Data entries:
☆ ☆ ☆ ☆ ☆ ☆ ☆
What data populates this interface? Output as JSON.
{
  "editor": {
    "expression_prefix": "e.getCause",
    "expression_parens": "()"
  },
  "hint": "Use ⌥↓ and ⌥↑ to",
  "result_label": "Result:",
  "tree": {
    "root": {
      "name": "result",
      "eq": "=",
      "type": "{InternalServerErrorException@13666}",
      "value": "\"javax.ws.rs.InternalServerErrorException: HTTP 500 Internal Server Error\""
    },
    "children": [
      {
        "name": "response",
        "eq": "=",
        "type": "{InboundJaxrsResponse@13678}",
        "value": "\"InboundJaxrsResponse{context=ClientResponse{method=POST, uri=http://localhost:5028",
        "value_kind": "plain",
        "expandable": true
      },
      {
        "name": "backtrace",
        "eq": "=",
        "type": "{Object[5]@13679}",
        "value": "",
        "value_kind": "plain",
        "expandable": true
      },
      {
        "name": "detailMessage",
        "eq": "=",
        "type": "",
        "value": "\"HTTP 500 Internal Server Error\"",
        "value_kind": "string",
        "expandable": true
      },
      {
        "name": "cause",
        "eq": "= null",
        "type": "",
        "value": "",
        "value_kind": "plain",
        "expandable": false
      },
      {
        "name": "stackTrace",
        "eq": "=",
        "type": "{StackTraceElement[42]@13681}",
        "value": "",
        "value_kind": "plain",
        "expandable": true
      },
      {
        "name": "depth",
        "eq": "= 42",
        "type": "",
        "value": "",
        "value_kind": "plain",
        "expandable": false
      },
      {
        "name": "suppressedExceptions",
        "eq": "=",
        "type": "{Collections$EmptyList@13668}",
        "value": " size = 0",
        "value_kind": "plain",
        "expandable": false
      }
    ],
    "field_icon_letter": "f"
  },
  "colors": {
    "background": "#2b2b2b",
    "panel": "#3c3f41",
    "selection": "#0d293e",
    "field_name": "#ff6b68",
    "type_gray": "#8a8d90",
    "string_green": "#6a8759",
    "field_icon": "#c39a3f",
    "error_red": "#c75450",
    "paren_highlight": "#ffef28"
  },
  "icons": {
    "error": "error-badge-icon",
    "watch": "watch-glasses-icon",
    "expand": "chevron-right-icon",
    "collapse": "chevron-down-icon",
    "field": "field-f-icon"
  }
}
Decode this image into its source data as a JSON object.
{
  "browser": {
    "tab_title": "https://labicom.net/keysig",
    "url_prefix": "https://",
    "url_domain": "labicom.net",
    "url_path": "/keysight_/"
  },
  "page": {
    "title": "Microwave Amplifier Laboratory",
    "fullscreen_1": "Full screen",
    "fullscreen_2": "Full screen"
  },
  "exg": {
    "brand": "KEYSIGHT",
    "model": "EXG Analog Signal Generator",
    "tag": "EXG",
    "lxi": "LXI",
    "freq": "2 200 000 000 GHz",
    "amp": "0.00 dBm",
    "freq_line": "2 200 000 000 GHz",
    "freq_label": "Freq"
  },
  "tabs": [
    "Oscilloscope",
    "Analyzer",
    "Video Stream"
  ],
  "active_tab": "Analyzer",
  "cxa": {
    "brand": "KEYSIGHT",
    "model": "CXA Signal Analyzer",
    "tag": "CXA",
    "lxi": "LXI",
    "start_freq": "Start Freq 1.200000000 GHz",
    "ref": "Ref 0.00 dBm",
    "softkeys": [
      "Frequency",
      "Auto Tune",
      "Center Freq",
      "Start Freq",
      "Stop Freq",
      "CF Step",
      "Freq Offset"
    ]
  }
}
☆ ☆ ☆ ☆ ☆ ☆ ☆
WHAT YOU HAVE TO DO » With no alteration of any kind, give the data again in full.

EXERCISE RESULT »
What data populates this interface? Output as JSON.
{
  "editor": {
    "expression_prefix": "e.getCause",
    "expression_parens": "()"
  },
  "hint": "Use ⌥↓ and ⌥↑ to",
  "result_label": "Result:",
  "tree": {
    "root": {
      "name": "result",
      "eq": "=",
      "type": "{InternalServerErrorException@13666}",
      "value": "\"javax.ws.rs.InternalServerErrorException: HTTP 500 Internal Server Error\""
    },
    "children": [
      {
        "name": "response",
        "eq": "=",
        "type": "{InboundJaxrsResponse@13678}",
        "value": "\"InboundJaxrsResponse{context=ClientResponse{method=POST, uri=http://localhost:5028",
        "value_kind": "plain",
        "expandable": true
      },
      {
        "name": "backtrace",
        "eq": "=",
        "type": "{Object[5]@13679}",
        "value": "",
        "value_kind": "plain",
        "expandable": true
      },
      {
        "name": "detailMessage",
        "eq": "=",
        "type": "",
        "value": "\"HTTP 500 Internal Server Error\"",
        "value_kind": "string",
        "expandable": true
      },
      {
        "name": "cause",
        "eq": "= null",
        "type": "",
        "value": "",
        "value_kind": "plain",
        "expandable": false
      },
      {
        "name": "stackTrace",
        "eq": "=",
        "type": "{StackTraceElement[42]@13681}",
        "value": "",
        "value_kind": "plain",
        "expandable": true
      },
      {
        "name": "depth",
        "eq": "= 42",
        "type": "",
        "value": "",
        "value_kind": "plain",
        "expandable": false
      },
      {
        "name": "suppressedExceptions",
        "eq": "=",
        "type": "{Collections$EmptyList@13668}",
        "value": " size = 0",
        "value_kind": "plain",
        "expandable": false
      }
    ],
    "field_icon_letter": "f"
  },
  "colors": {
    "background": "#2b2b2b",
    "panel": "#3c3f41",
    "selection": "#0d293e",
    "field_name": "#ff6b68",
    "type_gray": "#8a8d90",
    "string_green": "#6a8759",
    "field_icon": "#c39a3f",
    "error_red": "#c75450",
    "paren_highlight": "#ffef28"
  },
  "icons": {
    "error": "error-badge-icon",
    "watch": "watch-glasses-icon",
    "expand": "chevron-right-icon",
    "collapse": "chevron-down-icon",
    "field": "field-f-icon"
  }
}
Decode this image into its source data as a JSON object.
{
  "browser": {
    "tab_title": "https://labicom.net/keysig",
    "url_prefix": "https://",
    "url_domain": "labicom.net",
    "url_path": "/keysight_/"
  },
  "page": {
    "title": "Microwave Amplifier Laboratory",
    "fullscreen_1": "Full screen",
    "fullscreen_2": "Full screen"
  },
  "exg": {
    "brand": "KEYSIGHT",
    "model": "EXG Analog Signal Generator",
    "tag": "EXG",
    "lxi": "LXI",
    "freq": "2 200 000 000 GHz",
    "amp": "0.00 dBm",
    "freq_line": "2 200 000 000 GHz",
    "freq_label": "Freq"
  },
  "tabs": [
    "Oscilloscope",
    "Analyzer",
    "Video Stream"
  ],
  "active_tab": "Analyzer",
  "cxa": {
    "brand": "KEYSIGHT",
    "model": "CXA Signal Analyzer",
    "tag": "CXA",
    "lxi": "LXI",
    "start_freq": "Start Freq 1.200000000 GHz",
    "ref": "Ref 0.00 dBm",
    "softkeys": [
      "Frequency",
      "Auto Tune",
      "Center Freq",
      "Start Freq",
      "Stop Freq",
      "CF Step",
      "Freq Offset"
    ]
  }
}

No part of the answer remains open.